WHAT YOU SHOULD DO:
Could you copy every entry exactly, dropping the pictures?

PROVIDED ENTRIES:
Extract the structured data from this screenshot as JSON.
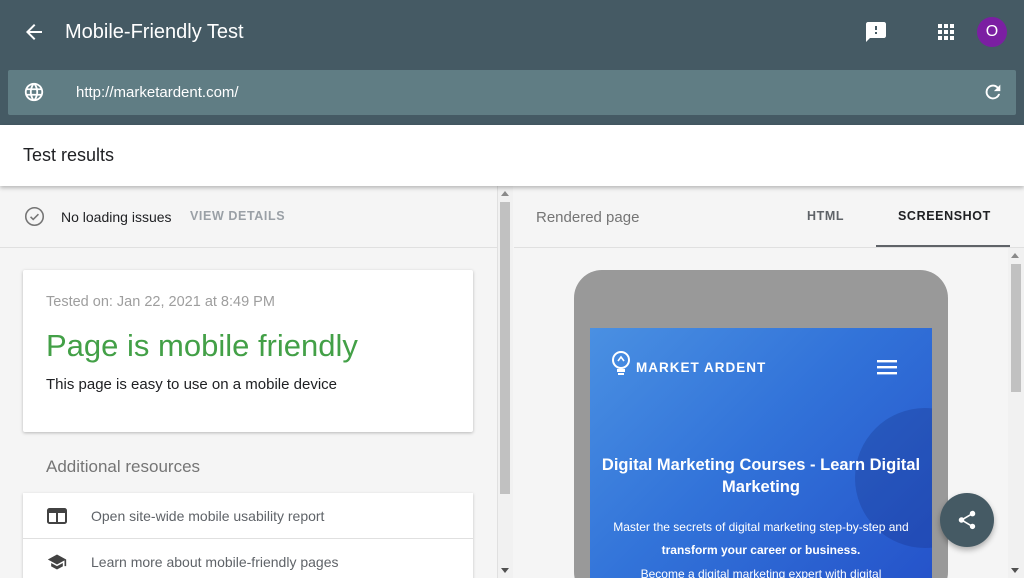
{
  "app": {
    "title": "Mobile-Friendly Test",
    "avatar_letter": "O",
    "avatar_color": "#7b1fa2",
    "header_color": "#455a64"
  },
  "urlbar": {
    "value": "http://marketardent.com/",
    "icon": "globe-icon"
  },
  "results": {
    "title": "Test results",
    "status_text": "No loading issues",
    "view_details": "VIEW DETAILS"
  },
  "result_card": {
    "tested_on": "Tested on: Jan 22, 2021 at 8:49 PM",
    "verdict": "Page is mobile friendly",
    "verdict_color": "#43a047",
    "description": "This page is easy to use on a mobile device"
  },
  "resources": {
    "title": "Additional resources",
    "items": [
      {
        "label": "Open site-wide mobile usability report",
        "icon": "report-window-icon"
      },
      {
        "label": "Learn more about mobile-friendly pages",
        "icon": "graduation-cap-icon"
      }
    ]
  },
  "right_pane": {
    "label": "Rendered page",
    "tabs": [
      {
        "label": "HTML",
        "selected": false
      },
      {
        "label": "SCREENSHOT",
        "selected": true
      }
    ]
  },
  "preview": {
    "brand": "MARKET ARDENT",
    "hero_title": "Digital Marketing Courses - Learn Digital Marketing",
    "line1": "Master the secrets of digital marketing step-by-step and",
    "line2": "transform your career or business.",
    "line3": "Become a digital marketing expert with digital"
  }
}
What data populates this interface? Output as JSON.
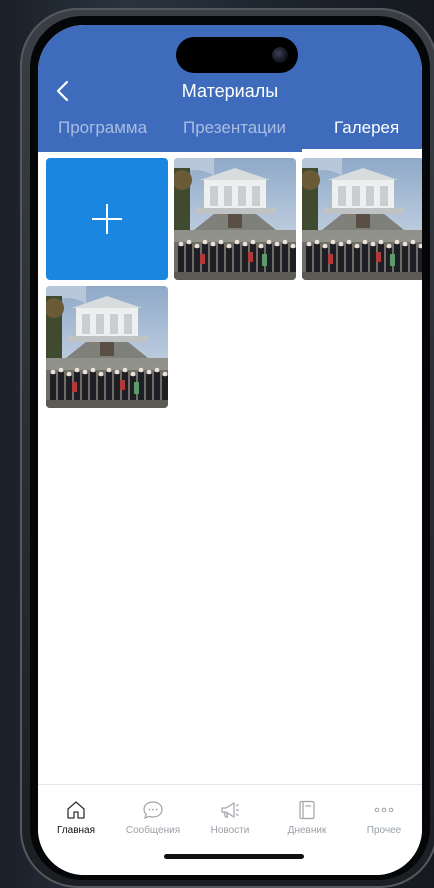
{
  "header": {
    "title": "Материалы",
    "back_icon": "chevron-left-icon",
    "background": "#3f6bbd"
  },
  "tabs": [
    {
      "label": "Программа",
      "active": false
    },
    {
      "label": "Презентации",
      "active": false
    },
    {
      "label": "Галерея",
      "active": true
    }
  ],
  "gallery": {
    "add_button_icon": "plus-icon",
    "add_button_color": "#1a86e0",
    "photos": [
      {
        "subject": "group photo on palace staircase"
      },
      {
        "subject": "group photo on palace staircase"
      },
      {
        "subject": "group photo on palace staircase"
      }
    ]
  },
  "tabbar": {
    "items": [
      {
        "label": "Главная",
        "icon": "home-icon",
        "active": true
      },
      {
        "label": "Сообщения",
        "icon": "chat-bubble-icon",
        "active": false
      },
      {
        "label": "Новости",
        "icon": "megaphone-icon",
        "active": false
      },
      {
        "label": "Дневник",
        "icon": "notebook-icon",
        "active": false
      },
      {
        "label": "Прочее",
        "icon": "more-dots-icon",
        "active": false
      }
    ]
  }
}
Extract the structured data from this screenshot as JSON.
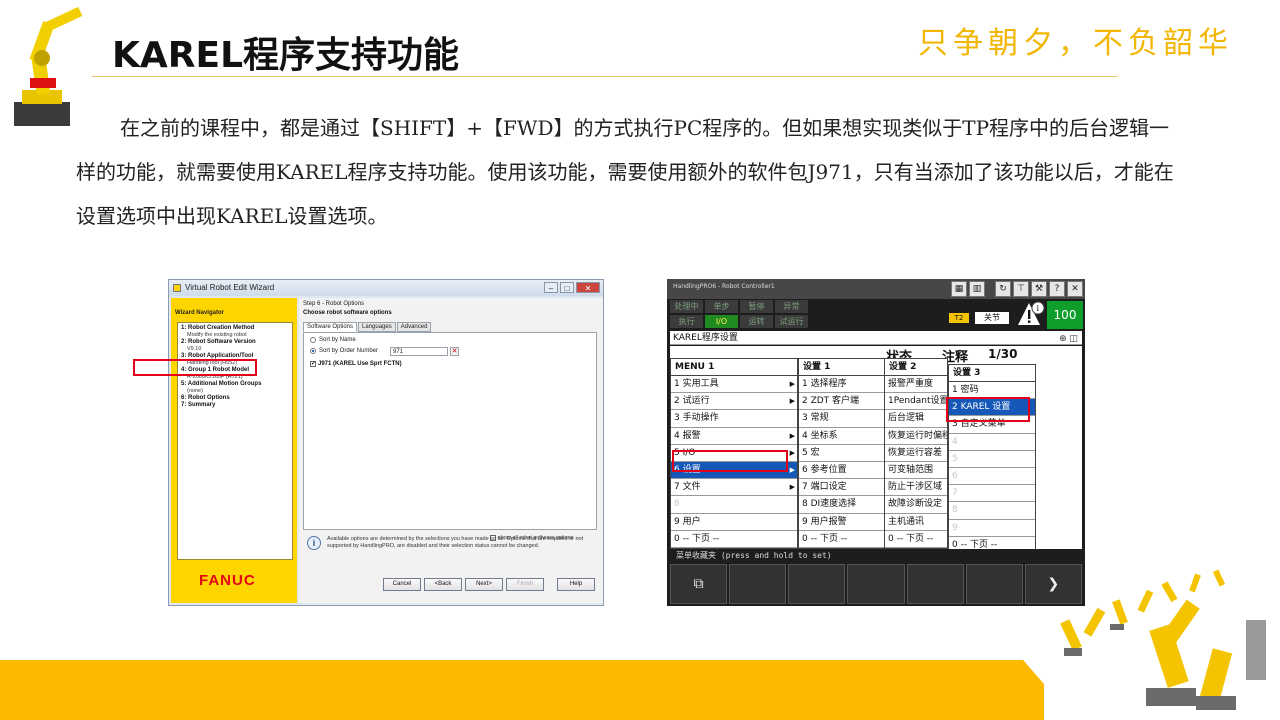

YOUR SOLUTION:
Extract the structured data from this screenshot as JSON.
{
  "app": {
    "title": "Mobile-Friendly Test",
    "avatar_letter": "O",
    "avatar_color": "#7b1fa2",
    "header_color": "#455a64"
  },
  "urlbar": {
    "value": "http://marketardent.com/",
    "icon": "globe-icon"
  },
  "results": {
    "title": "Test results",
    "status_text": "No loading issues",
    "view_details": "VIEW DETAILS"
  },
  "result_card": {
    "tested_on": "Tested on: Jan 22, 2021 at 8:49 PM",
    "verdict": "Page is mobile friendly",
    "verdict_color": "#43a047",
    "description": "This page is easy to use on a mobile device"
  },
  "resources": {
    "title": "Additional resources",
    "items": [
      {
        "label": "Open site-wide mobile usability report",
        "icon": "report-window-icon"
      },
      {
        "label": "Learn more about mobile-friendly pages",
        "icon": "graduation-cap-icon"
      }
    ]
  },
  "right_pane": {
    "label": "Rendered page",
    "tabs": [
      {
        "label": "HTML",
        "selected": false
      },
      {
        "label": "SCREENSHOT",
        "selected": true
      }
    ]
  },
  "preview": {
    "brand": "MARKET ARDENT",
    "hero_title": "Digital Marketing Courses - Learn Digital Marketing",
    "line1": "Master the secrets of digital marketing step-by-step and",
    "line2": "transform your career or business.",
    "line3": "Become a digital marketing expert with digital"
  }
}
What data populates this interface? Output as JSON.
{
  "header": {
    "title": "Материалы",
    "back_icon": "chevron-left-icon",
    "background": "#3f6bbd"
  },
  "tabs": [
    {
      "label": "Программа",
      "active": false
    },
    {
      "label": "Презентации",
      "active": false
    },
    {
      "label": "Галерея",
      "active": true
    }
  ],
  "gallery": {
    "add_button_icon": "plus-icon",
    "add_button_color": "#1a86e0",
    "photos": [
      {
        "subject": "group photo on palace staircase"
      },
      {
        "subject": "group photo on palace staircase"
      },
      {
        "subject": "group photo on palace staircase"
      }
    ]
  },
  "tabbar": {
    "items": [
      {
        "label": "Главная",
        "icon": "home-icon",
        "active": true
      },
      {
        "label": "Сообщения",
        "icon": "chat-bubble-icon",
        "active": false
      },
      {
        "label": "Новости",
        "icon": "megaphone-icon",
        "active": false
      },
      {
        "label": "Дневник",
        "icon": "notebook-icon",
        "active": false
      },
      {
        "label": "Прочее",
        "icon": "more-dots-icon",
        "active": false
      }
    ]
  }
}
Extract the structured data from this screenshot as JSON.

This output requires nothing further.